Directions for this task: Bring together all lines from the listing below that contain the string "JSON".

Provided information:
--
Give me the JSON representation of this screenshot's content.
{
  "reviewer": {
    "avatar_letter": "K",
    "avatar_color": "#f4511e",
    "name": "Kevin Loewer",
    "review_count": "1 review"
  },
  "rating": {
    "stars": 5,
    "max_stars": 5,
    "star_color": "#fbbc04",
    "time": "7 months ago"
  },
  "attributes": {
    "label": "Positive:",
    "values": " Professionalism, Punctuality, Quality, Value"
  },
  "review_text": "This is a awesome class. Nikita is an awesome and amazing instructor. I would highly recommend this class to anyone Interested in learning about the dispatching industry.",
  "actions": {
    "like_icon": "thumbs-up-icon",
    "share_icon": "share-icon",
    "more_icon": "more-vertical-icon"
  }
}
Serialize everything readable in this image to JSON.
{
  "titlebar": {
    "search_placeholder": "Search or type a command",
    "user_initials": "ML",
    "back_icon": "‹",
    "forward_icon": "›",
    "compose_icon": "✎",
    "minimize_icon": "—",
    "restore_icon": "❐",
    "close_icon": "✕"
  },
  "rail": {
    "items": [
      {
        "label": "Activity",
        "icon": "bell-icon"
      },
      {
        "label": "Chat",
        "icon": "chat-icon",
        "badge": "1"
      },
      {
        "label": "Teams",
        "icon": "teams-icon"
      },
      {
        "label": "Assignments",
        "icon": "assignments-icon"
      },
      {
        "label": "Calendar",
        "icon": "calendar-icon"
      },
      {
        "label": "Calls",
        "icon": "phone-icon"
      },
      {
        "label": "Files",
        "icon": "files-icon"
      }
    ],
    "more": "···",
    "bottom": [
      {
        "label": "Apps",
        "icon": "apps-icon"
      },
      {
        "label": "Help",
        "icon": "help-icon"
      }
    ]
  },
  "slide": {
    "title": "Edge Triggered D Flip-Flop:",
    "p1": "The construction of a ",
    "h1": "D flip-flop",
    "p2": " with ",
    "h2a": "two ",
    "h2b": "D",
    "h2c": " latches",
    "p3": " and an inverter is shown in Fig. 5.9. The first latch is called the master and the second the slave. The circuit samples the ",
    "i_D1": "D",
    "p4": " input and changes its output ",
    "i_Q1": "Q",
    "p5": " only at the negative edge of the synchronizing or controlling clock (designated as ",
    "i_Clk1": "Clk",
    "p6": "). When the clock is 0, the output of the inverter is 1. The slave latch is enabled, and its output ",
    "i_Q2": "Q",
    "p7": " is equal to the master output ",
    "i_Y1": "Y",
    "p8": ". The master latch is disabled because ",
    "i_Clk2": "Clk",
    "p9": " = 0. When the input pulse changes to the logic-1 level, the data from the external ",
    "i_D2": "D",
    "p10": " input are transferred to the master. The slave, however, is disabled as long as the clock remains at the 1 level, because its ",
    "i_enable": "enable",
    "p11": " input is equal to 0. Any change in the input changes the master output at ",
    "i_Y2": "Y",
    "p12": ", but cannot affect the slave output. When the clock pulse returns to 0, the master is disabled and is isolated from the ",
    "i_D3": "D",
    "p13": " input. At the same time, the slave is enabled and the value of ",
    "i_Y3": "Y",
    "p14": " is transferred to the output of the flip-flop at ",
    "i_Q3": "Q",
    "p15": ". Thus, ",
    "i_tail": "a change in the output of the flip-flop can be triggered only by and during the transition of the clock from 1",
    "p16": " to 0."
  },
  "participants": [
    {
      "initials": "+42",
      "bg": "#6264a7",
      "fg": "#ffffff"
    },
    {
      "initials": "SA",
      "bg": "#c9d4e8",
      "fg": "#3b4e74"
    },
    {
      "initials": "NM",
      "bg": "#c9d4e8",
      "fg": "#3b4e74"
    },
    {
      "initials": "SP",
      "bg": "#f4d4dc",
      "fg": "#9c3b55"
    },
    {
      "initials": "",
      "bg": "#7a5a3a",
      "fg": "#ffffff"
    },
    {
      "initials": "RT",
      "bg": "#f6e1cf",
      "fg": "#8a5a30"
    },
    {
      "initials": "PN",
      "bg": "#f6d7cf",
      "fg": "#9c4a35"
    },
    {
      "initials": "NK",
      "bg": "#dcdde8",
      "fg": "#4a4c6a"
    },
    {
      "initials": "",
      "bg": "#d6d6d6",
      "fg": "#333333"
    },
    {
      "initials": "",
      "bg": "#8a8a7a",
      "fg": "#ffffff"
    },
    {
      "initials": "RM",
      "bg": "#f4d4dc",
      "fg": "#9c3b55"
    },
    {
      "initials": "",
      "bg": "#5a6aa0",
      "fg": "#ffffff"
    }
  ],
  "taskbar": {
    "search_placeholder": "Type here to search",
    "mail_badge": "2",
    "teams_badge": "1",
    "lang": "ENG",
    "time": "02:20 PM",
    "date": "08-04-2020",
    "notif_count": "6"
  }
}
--
Response area:
Give me the JSON representation of this screenshot's content.
Serialize everything readable in this image to JSON.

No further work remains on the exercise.